BHUBANESWAR: From Sherlock Holmes to Feluda; from Byomkesh Bakshi to Jack Reacher, crime stories and their detective protagonists have never ceased to fascinate readers across the world. That they appeal to the baser instincts of human nature is true but it is because of the writer who creates that world in such a fashion that we are all sucked into it.
The analysis of thrill of crime stories formed a spicy discussion at the second and concluding day of the Odisha Literary Festival (OLF)-2015 here on Sunday. Two accomplished writers and a publisher dissected the history and geography of crime thriller stories and their travel across the countries.
Writer, cartoonist and political columnist Ravi Shankar Etteth set the tone by delving into the history of this genre by analysing how William Shakespeare and Charles Dickens, at one of their literary pursuits, ended up writing crime stories.
“Besides giving that adrenaline rush, crime stories appeal because they explore the human evil,” said Ravi Shankar, who also is the Editor of ‘Sunday Express’ of ‘The New Indian Express Group.’
Delhi-based writer, blogger, amateur humourist and creator of ‘Trilokpuri Incident’ Shovon Chowdhury said the crime thrillers in general and detectives in particular examine the society which makes them so fascinating.

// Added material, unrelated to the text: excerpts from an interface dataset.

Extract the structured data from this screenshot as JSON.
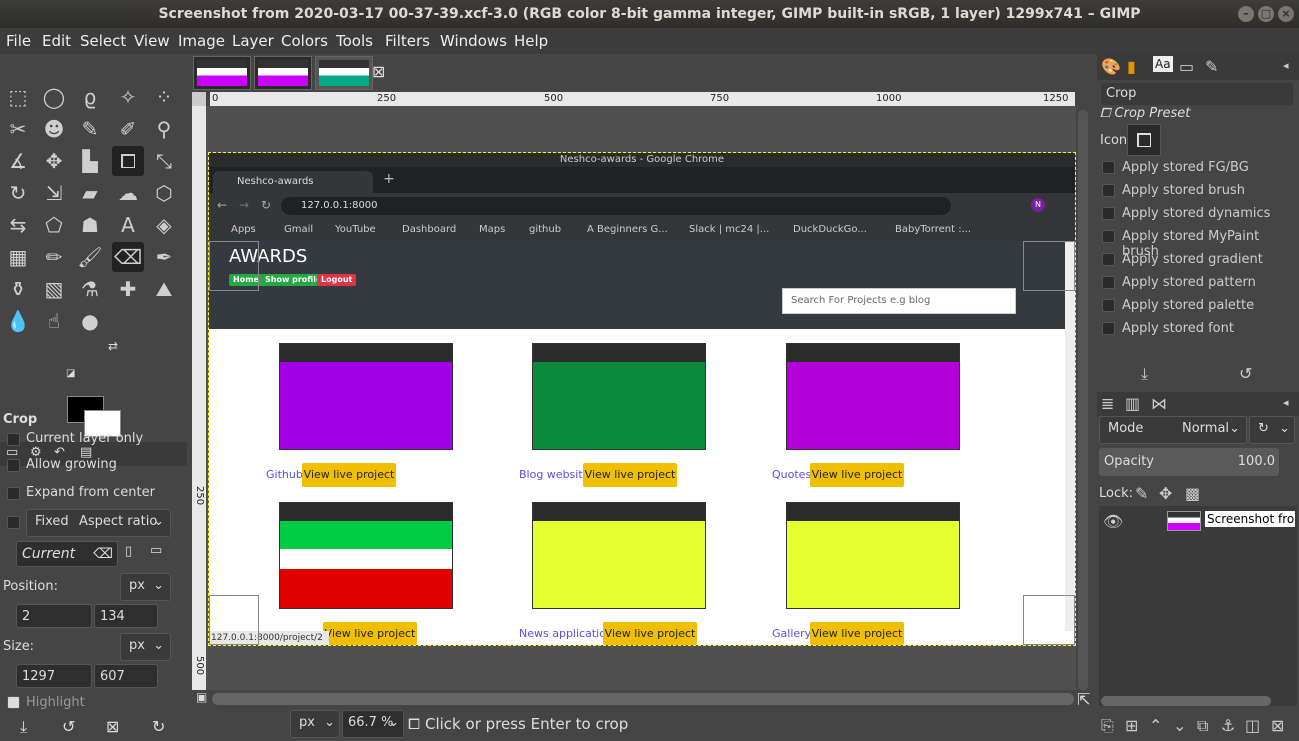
{
  "window": {
    "title": "Screenshot from 2020-03-17 00-37-39.xcf-3.0 (RGB color 8-bit gamma integer, GIMP built-in sRGB, 1 layer) 1299x741 – GIMP"
  },
  "menu": [
    "File",
    "Edit",
    "Select",
    "View",
    "Image",
    "Layer",
    "Colors",
    "Tools",
    "Filters",
    "Windows",
    "Help"
  ],
  "tool_options": {
    "title": "Crop",
    "current_layer_only": "Current layer only",
    "allow_growing": "Allow growing",
    "expand_from_center": "Expand from center",
    "fixed": "Fixed",
    "aspect_ratio": "Aspect ratio",
    "current": "Current",
    "position_label": "Position:",
    "position_unit": "px",
    "position_x": "2",
    "position_y": "134",
    "size_label": "Size:",
    "size_unit": "px",
    "size_w": "1297",
    "size_h": "607",
    "highlight": "Highlight"
  },
  "ruler": {
    "t0": "0",
    "t250": "250",
    "t500": "500",
    "t750": "750",
    "t1000": "1000",
    "t1250": "1250",
    "l250": "250",
    "l500": "500"
  },
  "statusbar": {
    "unit": "px",
    "zoom": "66.7 %",
    "message": "Click or press Enter to crop"
  },
  "browser": {
    "window_title": "Neshco-awards - Google Chrome",
    "tab": "Neshco-awards",
    "url": "127.0.0.1:8000",
    "bookmarks": [
      "Apps",
      "Gmail",
      "YouTube",
      "Dashboard",
      "Maps",
      "github",
      "A Beginners G...",
      "Slack | mc24 |...",
      "DuckDuckGo...",
      "BabyTorrent :..."
    ],
    "status_url": "127.0.0.1:8000/project/2"
  },
  "site": {
    "title": "AWARDS",
    "buttons": [
      "Home",
      "Show profile",
      "Logout"
    ],
    "search_placeholder": "Search For Projects e.g blog",
    "live_label": "View live project",
    "projects": [
      {
        "name": "Github",
        "color": "#a100e8"
      },
      {
        "name": "Blog website",
        "color": "#0a8a3a"
      },
      {
        "name": "Quotes",
        "color": "#b400d8"
      },
      {
        "name": "",
        "color": "#e00000"
      },
      {
        "name": "News application",
        "color": "#e6ff2e"
      },
      {
        "name": "Gallery",
        "color": "#e6ff2e"
      }
    ]
  },
  "right_panel": {
    "brush_filter": "Crop",
    "preset_label": "Crop Preset",
    "icon_label": "Icon:",
    "options": [
      "Apply stored FG/BG",
      "Apply stored brush",
      "Apply stored dynamics",
      "Apply stored MyPaint brush",
      "Apply stored gradient",
      "Apply stored pattern",
      "Apply stored palette",
      "Apply stored font"
    ],
    "mode_label": "Mode",
    "mode_value": "Normal",
    "opacity_label": "Opacity",
    "opacity_value": "100.0",
    "lock_label": "Lock:",
    "layer_name": "Screenshot from"
  }
}
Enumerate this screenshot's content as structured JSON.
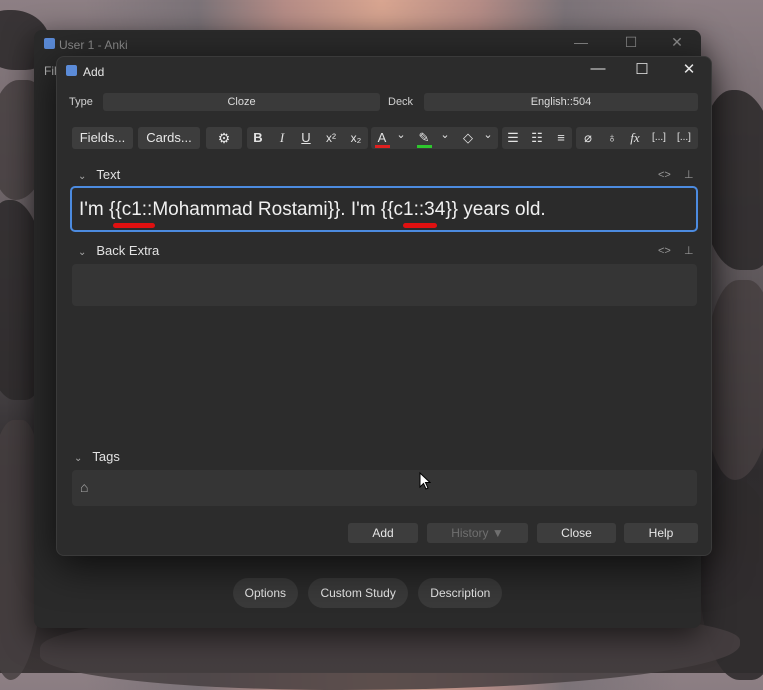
{
  "main_window": {
    "title": "User 1 - Anki",
    "menu_partial": "Fil",
    "controls": {
      "minimize": "—",
      "maximize": "☐",
      "close": "✕"
    },
    "bottom_buttons": [
      "Options",
      "Custom Study",
      "Description"
    ]
  },
  "dialog": {
    "title": "Add",
    "controls": {
      "minimize": "—",
      "maximize": "☐",
      "close": "✕"
    },
    "type_label": "Type",
    "type_value": "Cloze",
    "deck_label": "Deck",
    "deck_value": "English::504",
    "toolbar": {
      "fields_label": "Fields...",
      "cards_label": "Cards...",
      "icons": [
        "gear-icon",
        "bold-icon",
        "italic-icon",
        "underline-icon",
        "superscript-icon",
        "subscript-icon",
        "text-color-icon",
        "highlight-icon",
        "eraser-icon",
        "bullet-list-icon",
        "numbered-list-icon",
        "align-icon",
        "attach-icon",
        "microphone-icon",
        "formula-icon",
        "cloze-icon",
        "cloze-same-icon"
      ],
      "glyphs": {
        "bold": "B",
        "italic": "I",
        "underline": "U",
        "superscript": "x²",
        "subscript": "x₂",
        "text_color": "A",
        "dropdown": "⌄",
        "formula": "fx",
        "cloze": "[...]",
        "cloze_same": "[...]"
      },
      "colors": {
        "text_color_bar": "#e02020",
        "highlight_bar": "#2ec82e"
      }
    },
    "fields": [
      {
        "name": "Text",
        "value": "I'm {{c1::Mohammad Rostami}}. I'm {{c1::34}} years old."
      },
      {
        "name": "Back Extra",
        "value": ""
      }
    ],
    "field_tools": {
      "html": "<>",
      "pin": "⊥"
    },
    "tags_label": "Tags",
    "footer_buttons": {
      "add": "Add",
      "history": "History ▼",
      "close": "Close",
      "help": "Help"
    }
  },
  "colors": {
    "accent_border": "#4c8be0",
    "annotation_red": "#e01010"
  }
}
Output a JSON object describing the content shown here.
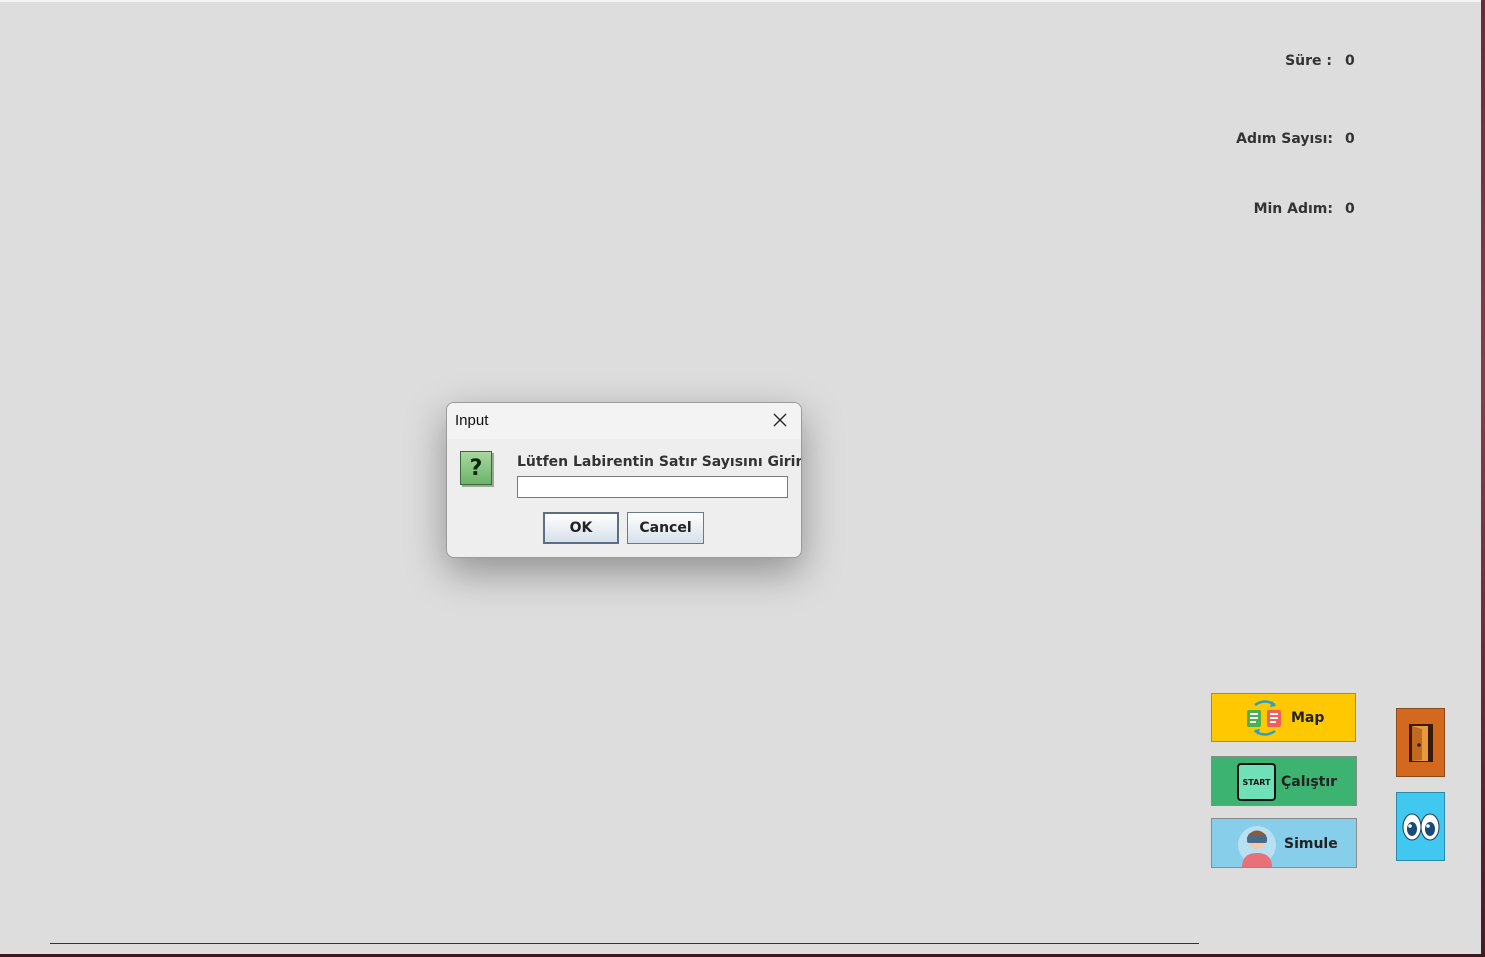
{
  "stats": [
    {
      "label": "Süre :",
      "value": "0"
    },
    {
      "label": "Adım Sayısı:",
      "value": "0"
    },
    {
      "label": "Min Adım:",
      "value": "0"
    }
  ],
  "buttons": {
    "map": "Map",
    "run": "Çalıştır",
    "run_icon_text": "START",
    "simulate": "Simule"
  },
  "dialog": {
    "title": "Input",
    "message": "Lütfen Labirentin Satır Sayısını Giriniz:",
    "input_value": "",
    "ok": "OK",
    "cancel": "Cancel"
  },
  "colors": {
    "map_button": "#ffc800",
    "run_button": "#3cb371",
    "simulate_button": "#87ceeb",
    "exit_button": "#d2691e",
    "view_button": "#40c8f0"
  },
  "icons": {
    "map": "map-swap-icon",
    "run": "start-sign-icon",
    "simulate": "vr-user-icon",
    "exit": "door-icon",
    "view": "eyes-icon",
    "dialog": "question-icon",
    "close": "close-icon"
  }
}
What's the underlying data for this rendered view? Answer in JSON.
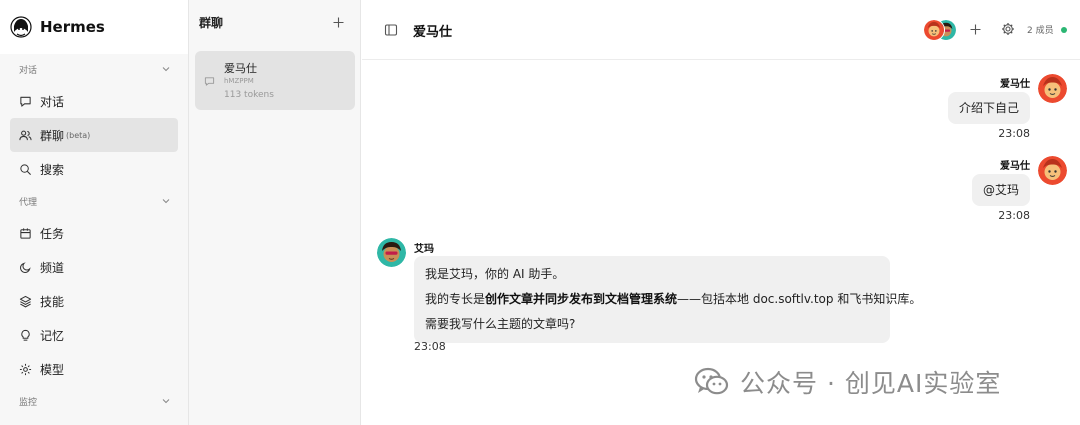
{
  "app": {
    "name": "Hermes"
  },
  "sidebar": {
    "sections": [
      {
        "label": "对话",
        "items": [
          {
            "label": "对话",
            "icon": "chat-icon"
          },
          {
            "label": "群聊",
            "badge": "(beta)",
            "icon": "group-icon",
            "active": true
          },
          {
            "label": "搜索",
            "icon": "search-icon"
          }
        ]
      },
      {
        "label": "代理",
        "items": [
          {
            "label": "任务",
            "icon": "calendar-icon"
          },
          {
            "label": "频道",
            "icon": "moon-icon"
          },
          {
            "label": "技能",
            "icon": "layers-icon"
          },
          {
            "label": "记忆",
            "icon": "lightbulb-icon"
          },
          {
            "label": "模型",
            "icon": "sparkle-icon"
          }
        ]
      },
      {
        "label": "监控",
        "items": []
      }
    ]
  },
  "conversations": {
    "title": "群聊",
    "items": [
      {
        "name": "爱马仕",
        "id": "hMZPPM",
        "tokens": "113 tokens"
      }
    ]
  },
  "chat": {
    "title": "爱马仕",
    "members": "2 成员",
    "colors": {
      "online": "#2bb673",
      "bubble": "#f0f0f0"
    },
    "messages": [
      {
        "sender": "爱马仕",
        "role": "user",
        "text": "介绍下自己",
        "time": "23:08"
      },
      {
        "sender": "爱马仕",
        "role": "user",
        "text": "@艾玛",
        "time": "23:08"
      },
      {
        "sender": "艾玛",
        "role": "assistant",
        "time": "23:08",
        "line1": "我是艾玛，你的 AI 助手。",
        "line2_pre": "我的专长是",
        "line2_bold": "创作文章并同步发布到文档管理系统",
        "line2_post": "——包括本地 doc.softlv.top 和飞书知识库。",
        "line3": "需要我写什么主题的文章吗?"
      }
    ]
  },
  "watermark": {
    "text": "公众号 · 创见AI实验室"
  }
}
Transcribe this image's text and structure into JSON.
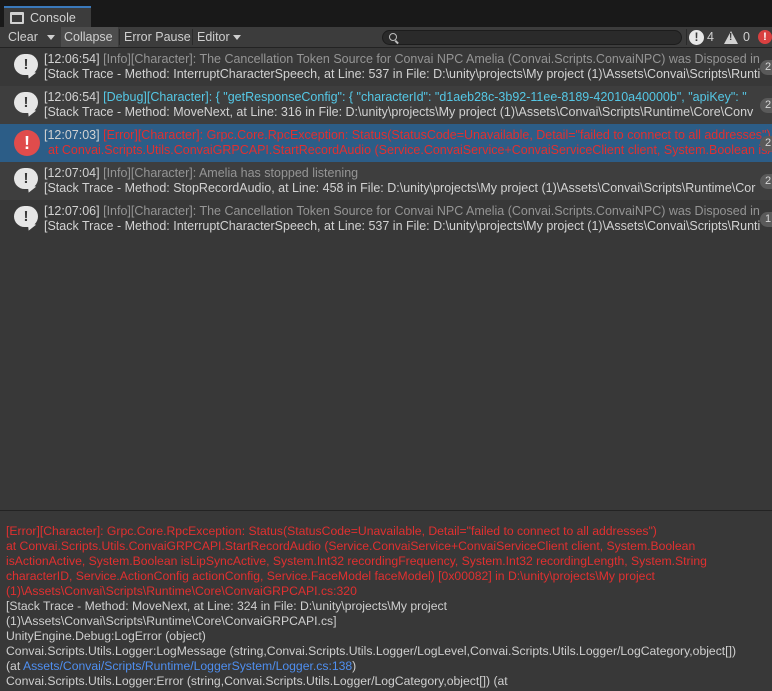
{
  "window": {
    "tab_label": "Console"
  },
  "toolbar": {
    "clear_label": "Clear",
    "collapse_label": "Collapse",
    "error_pause_label": "Error Pause",
    "editor_label": "Editor",
    "search_value": "",
    "info_count": "4",
    "warning_count": "0"
  },
  "entries": [
    {
      "level": "info",
      "time": "[12:06:54]",
      "message": "[Info][Character]: The Cancellation Token Source for Convai NPC Amelia (Convai.Scripts.ConvaiNPC) was Disposed in",
      "trace": "[Stack Trace - Method: InterruptCharacterSpeech, at Line: 537 in File: D:\\unity\\projects\\My project (1)\\Assets\\Convai\\Scripts\\Runti",
      "badge": "2"
    },
    {
      "level": "debug",
      "time": "[12:06:54]",
      "message": "[Debug][Character]: { \"getResponseConfig\": { \"characterId\": \"d1aeb28c-3b92-11ee-8189-42010a40000b\", \"apiKey\": \"",
      "trace": "[Stack Trace - Method: MoveNext, at Line: 316 in File: D:\\unity\\projects\\My project (1)\\Assets\\Convai\\Scripts\\Runtime\\Core\\Conv",
      "badge": "2"
    },
    {
      "level": "error",
      "time": "[12:07:03]",
      "message": "[Error][Character]: Grpc.Core.RpcException: Status(StatusCode=Unavailable, Detail=\"failed to connect to all addresses\")",
      "trace": "at Convai.Scripts.Utils.ConvaiGRPCAPI.StartRecordAudio (Service.ConvaiService+ConvaiServiceClient client, System.Boolean isA",
      "badge": "2"
    },
    {
      "level": "info",
      "time": "[12:07:04]",
      "message": "[Info][Character]: Amelia has stopped listening",
      "trace": "[Stack Trace - Method: StopRecordAudio, at Line: 458 in File: D:\\unity\\projects\\My project (1)\\Assets\\Convai\\Scripts\\Runtime\\Cor",
      "badge": "2"
    },
    {
      "level": "info",
      "time": "[12:07:06]",
      "message": "[Info][Character]: The Cancellation Token Source for Convai NPC Amelia (Convai.Scripts.ConvaiNPC) was Disposed in",
      "trace": "[Stack Trace - Method: InterruptCharacterSpeech, at Line: 537 in File: D:\\unity\\projects\\My project (1)\\Assets\\Convai\\Scripts\\Runti",
      "badge": "1"
    }
  ],
  "detail": {
    "lines": [
      "[Error][Character]: Grpc.Core.RpcException: Status(StatusCode=Unavailable, Detail=\"failed to connect to all addresses\")",
      "  at Convai.Scripts.Utils.ConvaiGRPCAPI.StartRecordAudio (Service.ConvaiService+ConvaiServiceClient client, System.Boolean",
      "isActionActive, System.Boolean isLipSyncActive, System.Int32 recordingFrequency, System.Int32 recordingLength, System.String",
      "characterID, Service.ActionConfig actionConfig, Service.FaceModel faceModel) [0x00082] in D:\\unity\\projects\\My project",
      "(1)\\Assets\\Convai\\Scripts\\Runtime\\Core\\ConvaiGRPCAPI.cs:320",
      "[Stack Trace - Method: MoveNext, at Line: 324 in File: D:\\unity\\projects\\My project",
      "(1)\\Assets\\Convai\\Scripts\\Runtime\\Core\\ConvaiGRPCAPI.cs]",
      "UnityEngine.Debug:LogError (object)",
      "Convai.Scripts.Utils.Logger:LogMessage (string,Convai.Scripts.Utils.Logger/LogLevel,Convai.Scripts.Utils.Logger/LogCategory,object[])",
      "Convai.Scripts.Utils.Logger:Error (string,Convai.Scripts.Utils.Logger/LogCategory,object[]) (at"
    ],
    "at_prefix": "(at ",
    "link_text": "Assets/Convai/Scripts/Runtime/LoggerSystem/Logger.cs:138",
    "at_suffix": ")"
  },
  "colors": {
    "selected_row": "#2c5d87",
    "error_text": "#e03030",
    "debug_text": "#55c8e6",
    "link": "#4f8ff0"
  }
}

“Crime is about breaking rules and this aspect of psychology is inherent in the human mind which is why villains make for such attractive reading. Such stories always offer the possibility to the reader to jump the fence,” he said.
Publisher Rakesh Khanna spoke about the Scandinavian thrillers and how crime stories from foreign cultures have been transplanted in Indian regional languages and lapped up.
The three speakers were unanimous in their view that a good piece of writing is what makes crime stories so compelling. “Good writing makes crime stories such a rage. The writer must remain wired to the society. Only good writers succeed as crime story creators,” Chowdhury said.
Ravi Shankar also analysed how historical crime fictions __ from different eras __ make for such great piece of reading even in the contemporary times. Such works, he said, require tremendous amount of research and authenticity.
He cited the examples of modern adaptations of Arthur Conan Doyle’s Sherlock Holmes into TV series. The character remains authentic even though there is a sort of time-travel for these protagonists, said the author of ‘The Village of the Widows’.
The discussion also touched on how crime thrillers are adapted to films and how some have been successful while others have not. Choudhury was particularly blunt in his opinion about the recent adaptation of Saradindu Bandyopadhyay’s Byomkesh Bakshi by filmmaker Dibakar Banerjee who, he said, could not give justice to the character of the legendary fictional detective. “Dibakar reads a lot of Bulgarian crime stories which reflected in the work,” he added.